In fact, Dr Fan said, even when entanglement is executed purely along ground-based lines, even with repeaters, it is very inefficient. Even with a 10ghz perfect single photon and 1000 km fibre (ideal conditions) it would take 300 years for the information to be transmitted via quantum entanglement. Once the researchers realized this, Dr Fan explained, they looked to other solutions, and found that the technical challenges were much reduced when using satellites, which allowed them to relay information between various ground stations over 1000km apart within a period of hours rather than years or centuries.

After Dr Fan’s talk, the floor was opened to questions. Most questions tended to the more ‘meta’ topics, and the way policies might affect the progression of the science, as well as how communication could be facilitated and if it even should be. The audience was also curious as to how willing scientists in the field were to have that happen.

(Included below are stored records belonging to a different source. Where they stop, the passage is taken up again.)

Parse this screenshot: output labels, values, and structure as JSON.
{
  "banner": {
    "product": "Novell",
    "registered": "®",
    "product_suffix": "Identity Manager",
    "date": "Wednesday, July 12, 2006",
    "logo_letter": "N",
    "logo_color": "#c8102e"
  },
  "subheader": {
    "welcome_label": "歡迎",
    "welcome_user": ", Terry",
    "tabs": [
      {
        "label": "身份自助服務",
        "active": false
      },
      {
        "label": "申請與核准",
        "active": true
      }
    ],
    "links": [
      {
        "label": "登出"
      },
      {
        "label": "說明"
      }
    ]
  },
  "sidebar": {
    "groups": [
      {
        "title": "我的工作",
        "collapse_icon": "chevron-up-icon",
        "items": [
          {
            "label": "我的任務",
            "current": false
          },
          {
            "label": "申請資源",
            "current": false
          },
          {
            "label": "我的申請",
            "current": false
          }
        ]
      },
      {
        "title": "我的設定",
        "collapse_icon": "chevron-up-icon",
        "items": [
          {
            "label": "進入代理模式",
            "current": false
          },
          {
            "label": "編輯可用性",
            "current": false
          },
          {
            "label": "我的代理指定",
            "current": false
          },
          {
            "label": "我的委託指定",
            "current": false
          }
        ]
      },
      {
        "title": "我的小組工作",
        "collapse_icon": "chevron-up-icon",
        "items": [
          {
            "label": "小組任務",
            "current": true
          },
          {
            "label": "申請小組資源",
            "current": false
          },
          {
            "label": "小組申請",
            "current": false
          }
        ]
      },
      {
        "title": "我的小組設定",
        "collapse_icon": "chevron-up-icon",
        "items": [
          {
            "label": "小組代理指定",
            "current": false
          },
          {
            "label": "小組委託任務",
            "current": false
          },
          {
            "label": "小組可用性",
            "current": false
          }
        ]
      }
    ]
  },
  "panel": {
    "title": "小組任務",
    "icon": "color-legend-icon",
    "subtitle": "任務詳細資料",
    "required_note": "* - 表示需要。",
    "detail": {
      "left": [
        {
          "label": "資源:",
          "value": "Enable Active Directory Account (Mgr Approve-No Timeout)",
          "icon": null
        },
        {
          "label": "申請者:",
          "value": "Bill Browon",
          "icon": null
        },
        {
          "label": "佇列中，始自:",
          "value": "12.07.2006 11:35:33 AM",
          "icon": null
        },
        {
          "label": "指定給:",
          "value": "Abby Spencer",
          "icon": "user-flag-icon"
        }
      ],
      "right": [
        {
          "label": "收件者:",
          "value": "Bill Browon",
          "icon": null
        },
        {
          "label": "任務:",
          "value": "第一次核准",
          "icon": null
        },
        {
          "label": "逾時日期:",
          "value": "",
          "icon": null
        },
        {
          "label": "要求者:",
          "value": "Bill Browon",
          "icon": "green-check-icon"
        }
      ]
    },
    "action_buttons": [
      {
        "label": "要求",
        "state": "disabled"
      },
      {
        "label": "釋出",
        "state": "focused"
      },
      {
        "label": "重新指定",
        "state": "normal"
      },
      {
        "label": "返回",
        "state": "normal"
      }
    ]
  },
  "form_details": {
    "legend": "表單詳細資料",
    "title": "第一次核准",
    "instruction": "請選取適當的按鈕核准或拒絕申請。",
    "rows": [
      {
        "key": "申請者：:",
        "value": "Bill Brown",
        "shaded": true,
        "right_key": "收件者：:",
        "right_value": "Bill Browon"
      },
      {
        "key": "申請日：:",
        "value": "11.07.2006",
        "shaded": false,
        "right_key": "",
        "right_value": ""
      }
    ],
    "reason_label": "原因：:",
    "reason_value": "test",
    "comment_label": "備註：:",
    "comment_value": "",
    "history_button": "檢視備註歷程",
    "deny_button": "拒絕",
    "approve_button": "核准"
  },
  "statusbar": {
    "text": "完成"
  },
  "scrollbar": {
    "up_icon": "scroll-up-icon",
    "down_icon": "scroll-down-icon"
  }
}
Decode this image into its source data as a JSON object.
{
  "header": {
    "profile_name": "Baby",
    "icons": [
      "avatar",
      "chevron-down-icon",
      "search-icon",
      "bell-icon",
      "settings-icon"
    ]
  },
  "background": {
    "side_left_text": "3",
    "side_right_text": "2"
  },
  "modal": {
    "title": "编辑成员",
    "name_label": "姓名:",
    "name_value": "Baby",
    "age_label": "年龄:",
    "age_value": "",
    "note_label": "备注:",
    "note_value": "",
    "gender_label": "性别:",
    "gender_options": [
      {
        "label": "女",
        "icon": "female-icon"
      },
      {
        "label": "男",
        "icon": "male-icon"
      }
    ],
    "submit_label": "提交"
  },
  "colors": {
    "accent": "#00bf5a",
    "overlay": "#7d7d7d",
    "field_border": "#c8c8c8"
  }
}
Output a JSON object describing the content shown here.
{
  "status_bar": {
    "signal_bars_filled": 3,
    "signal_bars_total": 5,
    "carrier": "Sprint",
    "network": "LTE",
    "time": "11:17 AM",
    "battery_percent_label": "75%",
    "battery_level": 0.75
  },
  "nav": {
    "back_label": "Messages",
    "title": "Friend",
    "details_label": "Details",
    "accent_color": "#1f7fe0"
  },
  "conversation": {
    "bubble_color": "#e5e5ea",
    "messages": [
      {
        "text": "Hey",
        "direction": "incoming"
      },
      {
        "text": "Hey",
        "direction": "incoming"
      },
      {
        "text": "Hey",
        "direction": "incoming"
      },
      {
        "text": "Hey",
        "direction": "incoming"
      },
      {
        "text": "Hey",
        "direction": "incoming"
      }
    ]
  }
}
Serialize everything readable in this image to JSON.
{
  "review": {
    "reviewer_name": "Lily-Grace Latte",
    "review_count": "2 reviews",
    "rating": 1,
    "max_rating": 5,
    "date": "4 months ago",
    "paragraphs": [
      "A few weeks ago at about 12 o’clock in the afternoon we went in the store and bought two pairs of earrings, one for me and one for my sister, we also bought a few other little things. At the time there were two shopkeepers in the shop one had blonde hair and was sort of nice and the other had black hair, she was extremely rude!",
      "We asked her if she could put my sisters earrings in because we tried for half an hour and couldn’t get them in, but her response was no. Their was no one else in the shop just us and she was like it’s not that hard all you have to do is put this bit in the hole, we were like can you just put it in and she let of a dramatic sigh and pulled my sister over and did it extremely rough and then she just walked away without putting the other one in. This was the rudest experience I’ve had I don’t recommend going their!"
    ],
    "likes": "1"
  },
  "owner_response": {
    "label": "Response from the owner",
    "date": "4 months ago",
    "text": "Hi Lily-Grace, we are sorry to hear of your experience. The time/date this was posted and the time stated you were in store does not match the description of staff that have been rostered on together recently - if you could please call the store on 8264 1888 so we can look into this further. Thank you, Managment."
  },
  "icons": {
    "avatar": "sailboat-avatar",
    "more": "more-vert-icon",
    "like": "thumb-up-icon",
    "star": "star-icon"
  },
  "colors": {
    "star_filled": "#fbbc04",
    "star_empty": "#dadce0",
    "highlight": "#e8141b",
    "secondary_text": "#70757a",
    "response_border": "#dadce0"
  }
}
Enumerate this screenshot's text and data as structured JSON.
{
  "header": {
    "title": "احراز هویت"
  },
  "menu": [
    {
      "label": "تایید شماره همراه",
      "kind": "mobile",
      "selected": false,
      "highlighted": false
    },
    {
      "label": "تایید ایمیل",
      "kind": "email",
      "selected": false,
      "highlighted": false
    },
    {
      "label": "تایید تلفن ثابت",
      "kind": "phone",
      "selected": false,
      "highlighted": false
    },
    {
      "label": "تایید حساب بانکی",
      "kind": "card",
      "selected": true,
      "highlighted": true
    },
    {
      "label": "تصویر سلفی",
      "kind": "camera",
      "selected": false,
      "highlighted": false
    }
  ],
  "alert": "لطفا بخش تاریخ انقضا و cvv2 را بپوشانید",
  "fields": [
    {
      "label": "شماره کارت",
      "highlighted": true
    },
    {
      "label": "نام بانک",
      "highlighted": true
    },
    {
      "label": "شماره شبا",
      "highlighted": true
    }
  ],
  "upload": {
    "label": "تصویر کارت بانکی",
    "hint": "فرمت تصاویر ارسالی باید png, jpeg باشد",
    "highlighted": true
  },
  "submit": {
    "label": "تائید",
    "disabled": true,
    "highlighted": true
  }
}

Professor Leach fielded most of these questions, commenting that people were looking at new ways to structure innovation to get more benefit from innovation cycles, presumably implying that regulation could be structured to avoid impeding progress and speculating that truthfully, there was an active unwillingness among the scientific community to open communication to laypeople and the general public. A few technical questions to Professor Eggleton and Dr Fan followed, such as the difference between quantum computing and quantum communication and the expected return on investment. This was answered by Professor Eggleton, who explained the main differences, particularly with regard to security applications, and the major ROI expected, such as the increase in processing power, allowing simulations of the creation of new materials, or things like big data operations.

The question directed at Dr Fan was of particular note, bringing up the use of ‘cube satellites’, a light-weight, cheap alternative to conventional satellites that are popular for smaller scientific experiments that require space conditions. While he had not heard of the technology, and wondered if the battery power would be sufficient, he acknowledged that this would be a great way to advance quantum experimentations in space.